If we decided as a society that we were going to put $2,000 a year into a savings account from the day each child was born until he or she reaches age 18 and if we assume a 6% annual interest rate each child would have $65,520 at age 18. (The worst return for a 25-year investor in the stock market from 1929 before the crash to 2004 was an average of 6% a year.) With no further contributions, again with a 6% interest rate, those savings would grow to $1,013,326 at age 65.

If we began to do this now, the first-year cost would be $8 billion; that is $2,000 times the roughly 4 million children born each year. The second year would cost $16 billion and so on until we were contributing $2,000 per year to a savings account for every child from birth until age 18. When fully implemented, the cost would be $144 billion per year. To put this $144 billion per year into context, this year's combined spending for Social Security and Medicare will exceed $750 billion.

What this plan would do is "pre-fund" for the needs of old age. It solves the long-term financing problem for both Social Security and Medicare, allowing for the gradual replacement of programs like Supplemental Security Income and Medicaid and food stamps and housing aid for those over age 65. To make this work, the savings account money would need to be invested my suggestion would be through so-called index funds. The administrative costs would be practically nothing because there's no need for a huge separate tax collection bureaucracy; the money would come from the general revenues of the U.S. government.

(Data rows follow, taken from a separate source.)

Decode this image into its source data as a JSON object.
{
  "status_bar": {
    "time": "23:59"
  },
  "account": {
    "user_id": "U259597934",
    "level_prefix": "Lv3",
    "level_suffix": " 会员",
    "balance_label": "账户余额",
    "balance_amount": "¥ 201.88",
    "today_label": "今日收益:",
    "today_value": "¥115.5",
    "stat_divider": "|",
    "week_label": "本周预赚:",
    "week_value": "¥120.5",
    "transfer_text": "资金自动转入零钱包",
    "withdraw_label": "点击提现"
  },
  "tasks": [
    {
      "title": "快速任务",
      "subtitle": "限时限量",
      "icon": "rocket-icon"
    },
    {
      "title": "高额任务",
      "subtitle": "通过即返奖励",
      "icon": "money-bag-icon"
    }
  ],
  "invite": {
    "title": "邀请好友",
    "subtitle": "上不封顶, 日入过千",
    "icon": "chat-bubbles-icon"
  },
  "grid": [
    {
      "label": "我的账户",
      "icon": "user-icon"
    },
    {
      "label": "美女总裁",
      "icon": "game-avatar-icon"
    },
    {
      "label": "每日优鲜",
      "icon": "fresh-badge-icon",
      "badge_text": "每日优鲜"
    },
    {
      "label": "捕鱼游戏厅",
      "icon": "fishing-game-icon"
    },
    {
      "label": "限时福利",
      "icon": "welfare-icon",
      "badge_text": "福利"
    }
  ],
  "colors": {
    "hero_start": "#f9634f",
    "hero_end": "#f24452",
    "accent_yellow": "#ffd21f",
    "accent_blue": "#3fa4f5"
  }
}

This proposal is far superior to the boondoggle scheme being flaunted by the Bush administration. It's simple, straightforward, less costly, and unencumbered by the additional bureaucratic entanglements that the Bush scheme is fraught with. Basically, Bush's privatization program adds layers of new bureaucracy and funnels money from working Americans into fat cat brokers and investment firms.

Comments

<li>The money goes 'round and 'round. The government will scoop out money according to some contentious tax scheme or another wherever it espies the glint of a coin changing hands. <li>The government will deduct the cost of its operations (including the costs of tax collecting and benefit dispensing), and then it will distribute the residue under some contentious welfare scheme or another.
<li>In the squabbling over the details of wealth redistribution the fact that the ruling class and its bureaucracy take more and more of the worker's wealth passes unnoticed. The economy will fade into the dull gray penury of communism.
<li>As long as it has is a large enough proletariat, the kleptocrats can live in as magnificent a state of luxury as any monarchial or capitalist utopia could promise.
<li>Wherever a government can succeed in violating the right of a man to the product of his own labor (Freedom from Redistribution) the rulers will always be rich, and the workers will always be poor.
<li>The above scheme suffers from this same fatal flaw. (And note that the government can readily recoup the loss of 6%, compounded, of the pension setaside by quietly increasing the inflation rate.